Agarwal hails from Calcutta, where he started off at his family’s consulting business. He worked with around 10 Israeli companies before he realized he was handing off lucrative startups to Indian investors when he could be leading the charge. That’s why he launched Onnivation in Mumbai last year, which so far as worked with at least five Israeli startups focused on banks and financial service providers.

“[Indian] banks call every week for more and more technologies, to be introduced to them [Israelis],” Agarwal said. “Two years ago, when I went to Israel for the first time, I saw companies that they seemed like jack posts, gold mines. [Now] I travel to Israel every two months and meet around 100 companies every time I go.”

Fintech is a hot topic in India, with dozens of fintech conferences happening across the country over the past six months. That booming business sector is impacted by politics as well. In July, Indian Prime Minister Narendra Modi came to Israel for the first time, becoming the first Indian head of state to visit the Jewish nation. Israelis welcomed him with jubilance and Israeli Prime Minister Benjamin Netanyahu is already planning a reciprocal visit to India later this year. Vox even deemed the leaders’ unusually congenial relationship an international “bromance.”

Modi and Netanyahy Indian Prime Minister Narendra Modi (L) and Israeli Prime Minister Benjamin Netanyahu embrace following a statement on July 4, 2017, at the Netanyahu's residence in Jerusalem. Photo: Debbie Hill/AFP/Getty

Rebecca Zeffert, founder and executive director of the Israel-Asia Center, told IBT Israeli and Indian political leaders are sending a strong message about both nations prioritizing and investing heavily in the India-Israel relationship.
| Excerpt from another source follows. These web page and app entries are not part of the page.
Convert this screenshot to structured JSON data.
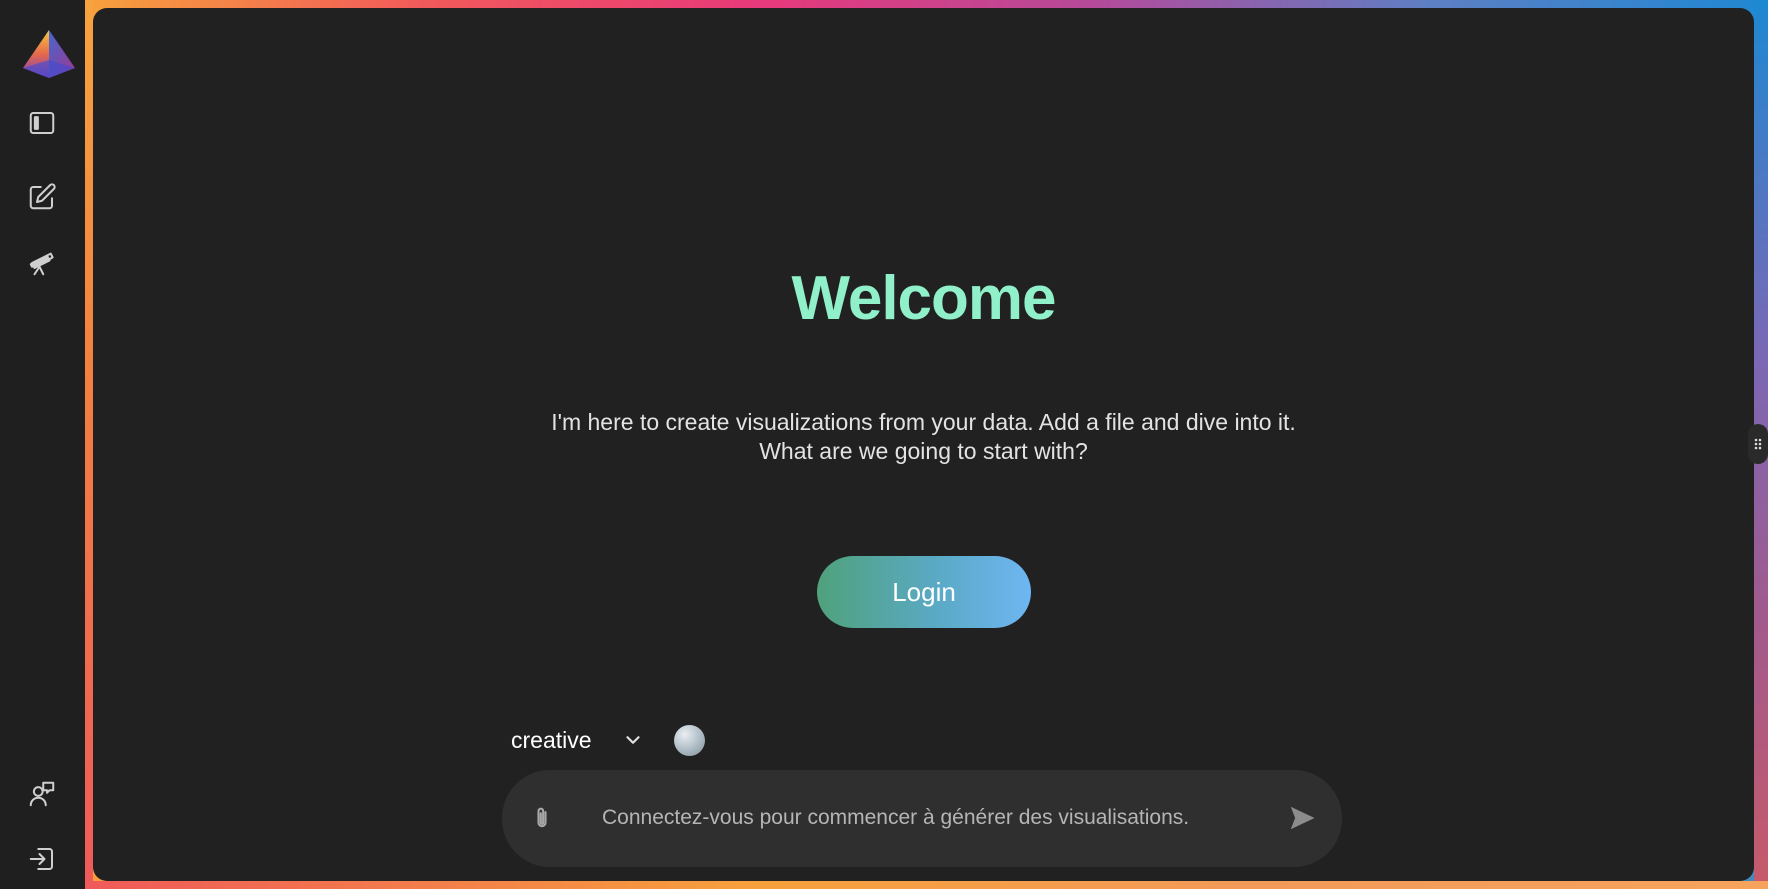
{
  "sidebar": {
    "icons": [
      "logo-pyramid",
      "panel-toggle-icon",
      "edit-icon",
      "telescope-icon",
      "feedback-icon",
      "login-icon"
    ]
  },
  "main": {
    "title": "Welcome",
    "intro_line1": "I'm here to create visualizations from your data. Add a file and dive into it.",
    "intro_line2": "What are we going to start with?",
    "login_label": "Login"
  },
  "mode": {
    "selected": "creative"
  },
  "composer": {
    "placeholder": "Connectez-vous pour commencer à générer des visualisations."
  },
  "colors": {
    "accent_title": "#8ff0c9",
    "login_gradient_start": "#4fa27b",
    "login_gradient_end": "#6eb6f2",
    "background": "#212121"
  }
}
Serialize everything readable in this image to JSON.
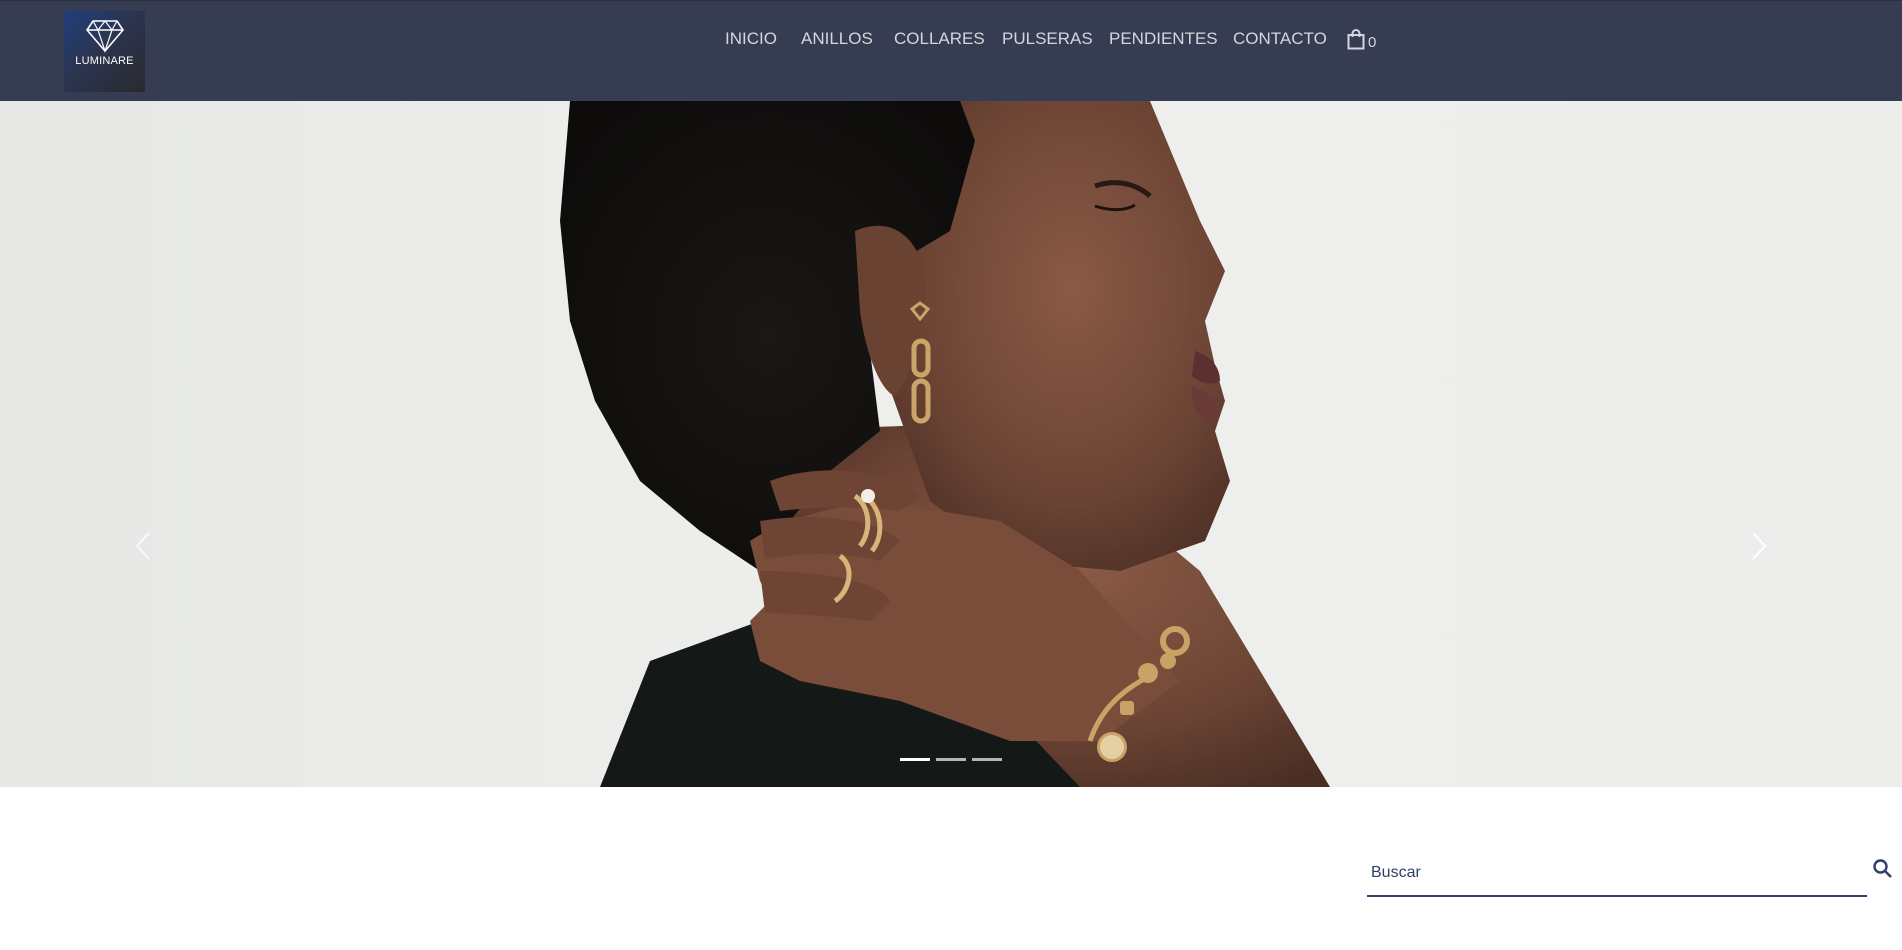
{
  "brand": {
    "name": "LUMINARE"
  },
  "nav": {
    "items": [
      {
        "label": "INICIO"
      },
      {
        "label": "ANILLOS"
      },
      {
        "label": "COLLARES"
      },
      {
        "label": "PULSERAS"
      },
      {
        "label": "PENDIENTES"
      },
      {
        "label": "CONTACTO"
      }
    ],
    "cart_count": "0"
  },
  "carousel": {
    "slide_count": 3,
    "active_index": 0
  },
  "search": {
    "placeholder": "Buscar"
  },
  "colors": {
    "header_bg": "#363d52",
    "nav_text": "#d4d6dc",
    "accent": "#2f3f69"
  }
}
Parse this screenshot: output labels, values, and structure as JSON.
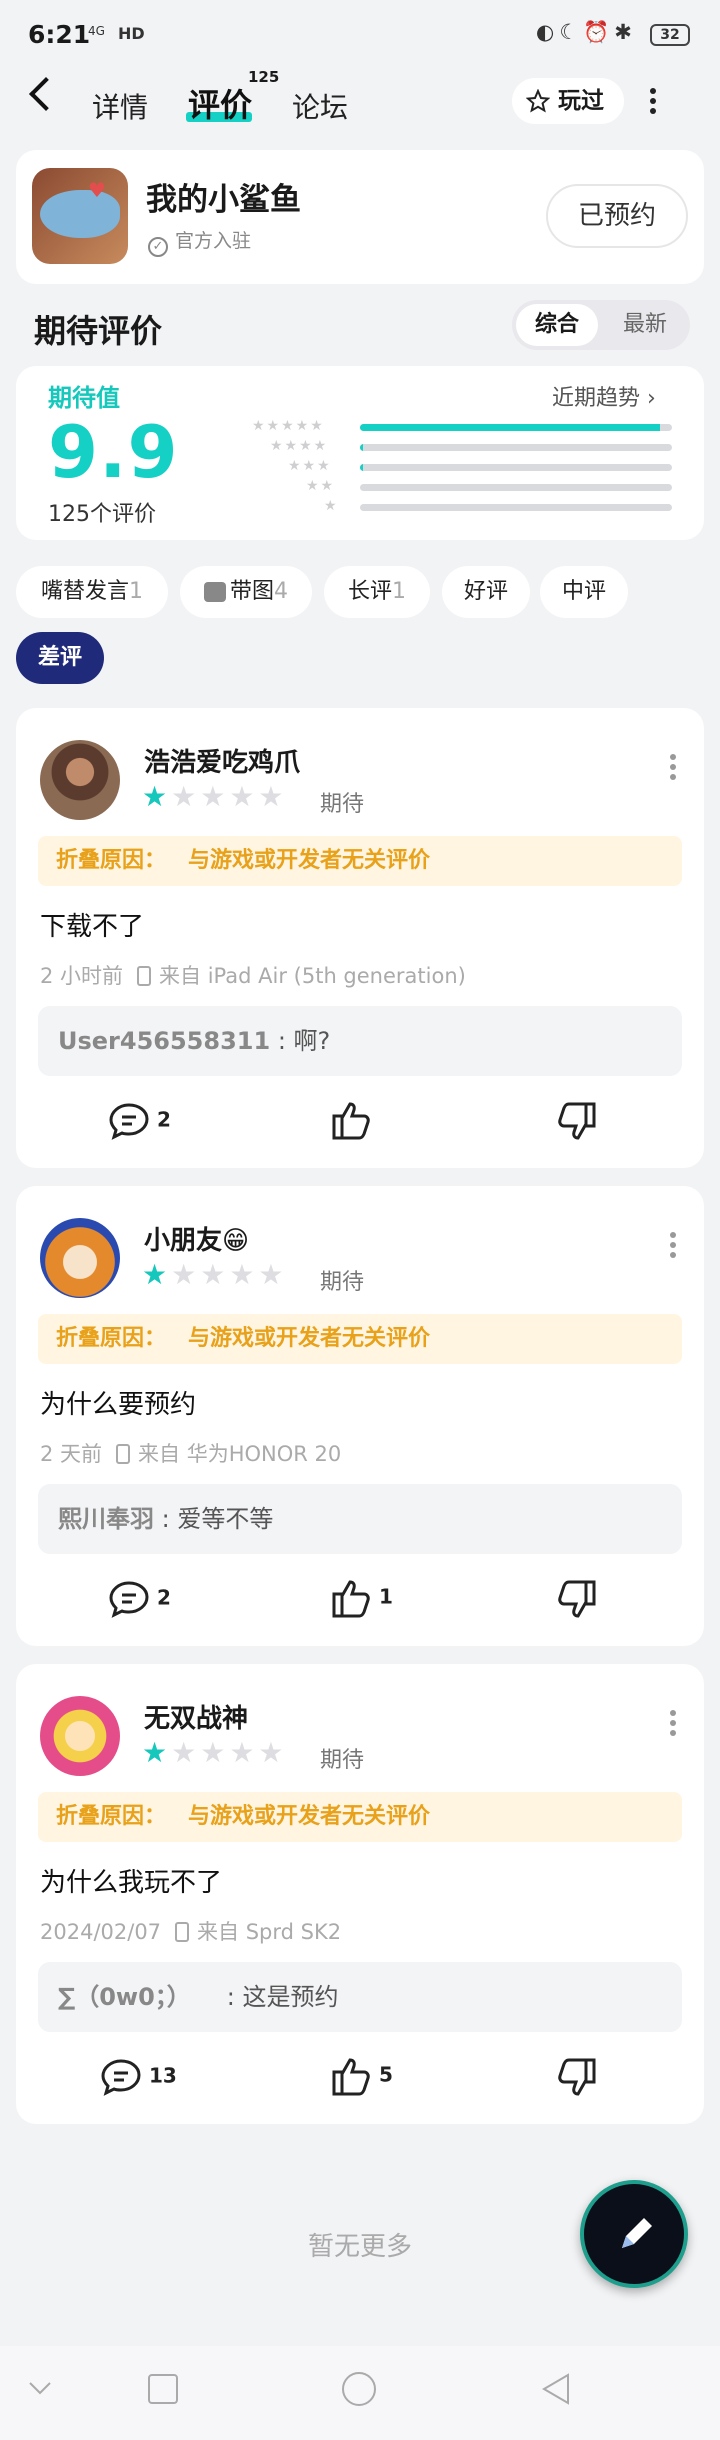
{
  "status": {
    "time": "6:21",
    "signal": "4G",
    "hd": "HD",
    "battery": "32"
  },
  "nav": {
    "tabs": [
      {
        "label": "详情"
      },
      {
        "label": "评价",
        "badge": "125"
      },
      {
        "label": "论坛"
      }
    ],
    "played_label": "玩过"
  },
  "game": {
    "name": "我的小鲨鱼",
    "official": "官方入驻",
    "reserve_label": "已预约"
  },
  "ratings": {
    "section_title": "期待评价",
    "sort_tabs": [
      "综合",
      "最新"
    ],
    "label": "期待值",
    "score": "9.9",
    "count": "125个评价",
    "trend_label": "近期趋势",
    "distribution": [
      0.96,
      0.01,
      0.01,
      0,
      0
    ]
  },
  "filters": [
    {
      "label": "嘴替发言",
      "count": "1"
    },
    {
      "label": "带图",
      "count": "4"
    },
    {
      "label": "长评",
      "count": "1"
    },
    {
      "label": "好评",
      "count": ""
    },
    {
      "label": "中评",
      "count": ""
    },
    {
      "label": "差评",
      "count": ""
    }
  ],
  "reviews": [
    {
      "user": "浩浩爱吃鸡爪",
      "stars": 1,
      "expect": "期待",
      "fold_label": "折叠原因：",
      "fold_reason": "与游戏或开发者无关评价",
      "content": "下载不了",
      "time": "2 小时前",
      "device": "来自 iPad Air (5th generation)",
      "reply_user": "User456558311",
      "reply_text": " : 啊?",
      "comments": "2",
      "likes": ""
    },
    {
      "user": "小朋友😁",
      "stars": 1,
      "expect": "期待",
      "fold_label": "折叠原因：",
      "fold_reason": "与游戏或开发者无关评价",
      "content": "为什么要预约",
      "time": "2 天前",
      "device": "来自 华为HONOR 20",
      "reply_user": "熙川奉羽",
      "reply_text": " : 爱等不等",
      "comments": "2",
      "likes": "1"
    },
    {
      "user": "无双战神",
      "stars": 1,
      "expect": "期待",
      "fold_label": "折叠原因：",
      "fold_reason": "与游戏或开发者无关评价",
      "content": "为什么我玩不了",
      "time": "2024/02/07",
      "device": "来自 Sprd SK2",
      "reply_user": "∑（0w0；）",
      "reply_text": "　　: 这是预约",
      "comments": "13",
      "likes": "5"
    }
  ],
  "footer": {
    "no_more": "暂无更多"
  },
  "colors": {
    "accent": "#15d0c4",
    "fold_bg": "#fff5e0",
    "fold_text": "#e8a11a",
    "chip_active": "#1f2b7a"
  }
}
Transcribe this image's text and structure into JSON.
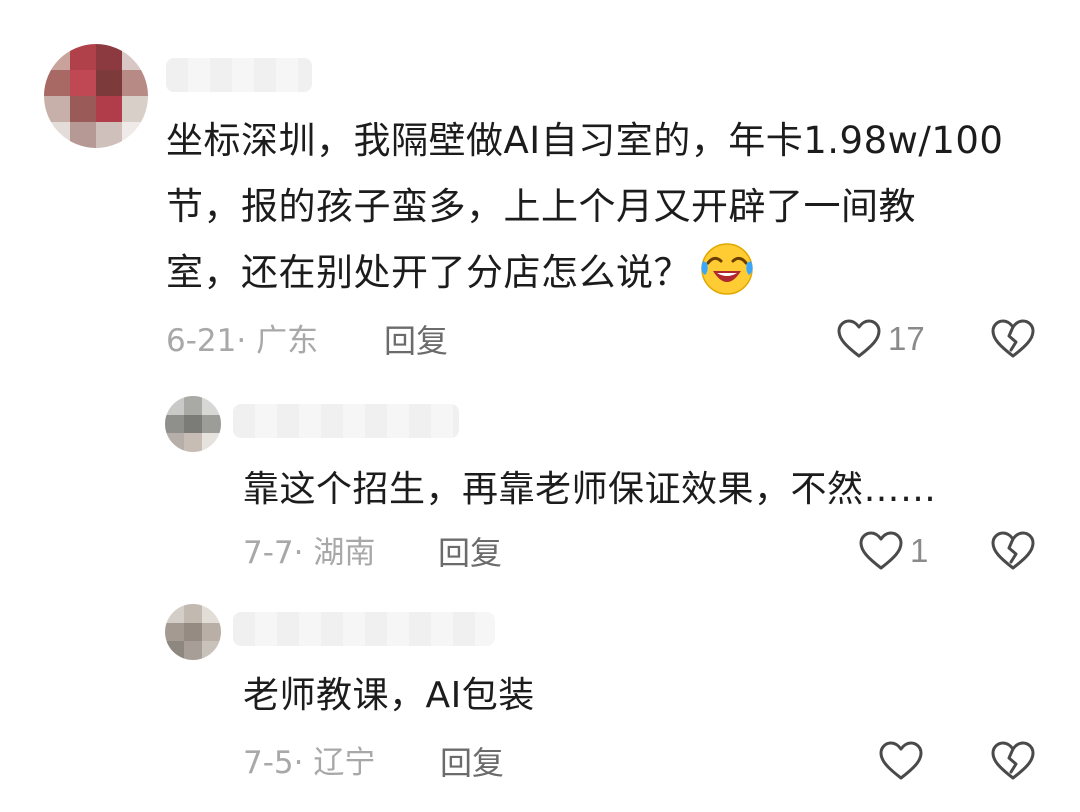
{
  "comments": [
    {
      "text_lines": [
        "坐标深圳，我隔壁做AI自习室的，年卡1.98w/100",
        "节，报的孩子蛮多，上上个月又开辟了一间教",
        "室，还在别处开了分店怎么说？"
      ],
      "emoji": "laughing-crying-emoji",
      "meta": "6-21· 广东",
      "reply_label": "回复",
      "likes": "17"
    }
  ],
  "replies": [
    {
      "text": "靠这个招生，再靠老师保证效果，不然……",
      "meta": "7-7· 湖南",
      "reply_label": "回复",
      "likes": "1"
    },
    {
      "text": "老师教课，AI包装",
      "meta": "7-5· 辽宁",
      "reply_label": "回复",
      "likes": ""
    }
  ],
  "icons": {
    "like": "heart-outline-icon",
    "dislike": "broken-heart-icon"
  },
  "colors": {
    "text": "#1c1c1c",
    "meta": "#a8a8a8",
    "reply": "#6b6b6b",
    "icon": "#4a4a4a"
  }
}
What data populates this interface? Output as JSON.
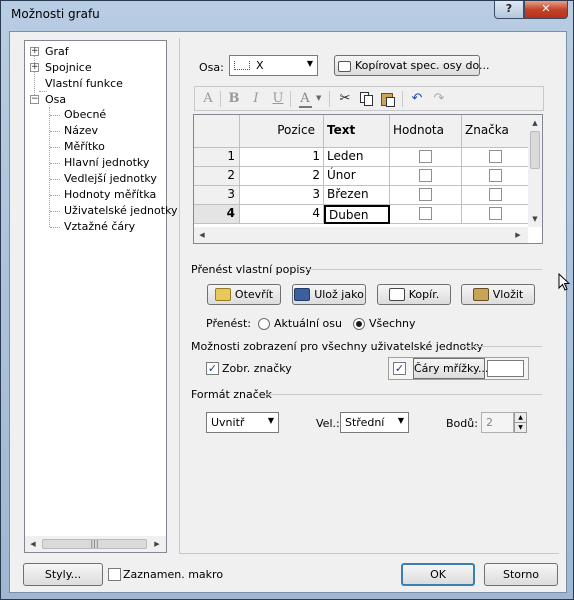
{
  "window": {
    "title": "Možnosti grafu"
  },
  "tree": {
    "items": [
      {
        "label": "Graf",
        "expander": "+"
      },
      {
        "label": "Spojnice",
        "expander": "+"
      },
      {
        "label": "Vlastní funkce",
        "expander": ""
      },
      {
        "label": "Osa",
        "expander": "−"
      },
      {
        "label": "Obecné"
      },
      {
        "label": "Název"
      },
      {
        "label": "Měřítko"
      },
      {
        "label": "Hlavní jednotky"
      },
      {
        "label": "Vedlejší jednotky"
      },
      {
        "label": "Hodnoty měřítka"
      },
      {
        "label": "Uživatelské jednotky"
      },
      {
        "label": "Vztažné čáry"
      }
    ]
  },
  "axis": {
    "label": "Osa:",
    "value": "X",
    "copy_button": "Kopírovat spec. osy do..."
  },
  "grid": {
    "headers": [
      "",
      "Pozice",
      "Text",
      "Hodnota",
      "Značka"
    ],
    "rows": [
      {
        "num": "1",
        "pozice": "1",
        "text": "Leden"
      },
      {
        "num": "2",
        "pozice": "2",
        "text": "Únor"
      },
      {
        "num": "3",
        "pozice": "3",
        "text": "Březen"
      },
      {
        "num": "4",
        "pozice": "4",
        "text": "Duben"
      }
    ]
  },
  "transfer": {
    "title": "Přenést vlastní popisy",
    "open_button": "Otevřít",
    "save_button": "Ulož jako",
    "copy_button": "Kopír.",
    "paste_button": "Vložit",
    "transfer_label": "Přenést:",
    "current_axis": "Aktuální osu",
    "all": "Všechny",
    "selected": "all"
  },
  "display": {
    "title": "Možnosti zobrazení pro všechny uživatelské jednotky",
    "show_marks": "Zobr. značky",
    "show_marks_checked": true,
    "grid_lines": "Čáry mřížky...",
    "grid_lines_checked": true
  },
  "marks": {
    "title": "Formát značek",
    "position": "Uvnitř",
    "size_label": "Vel.:",
    "size": "Střední",
    "points_label": "Bodů:",
    "points": "2"
  },
  "footer": {
    "styles_button": "Styly...",
    "record_macro": "Zaznamen. makro",
    "record_macro_checked": false,
    "ok_button": "OK",
    "cancel_button": "Storno"
  }
}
According to the Israeli newspaper Haaretz, the Israel Innovation Authority created two government-funded programs to encourage business partnerships with India.

“The roadmap, outlined by Israel and India during Prime Minister Modi's visit, will hopefully go some way towards providing a framework to help encourage and facilitate more of these partnerships, and deepen collaboration for the long term,” she said. “The tech industry is a strong sector to catalyze this process.”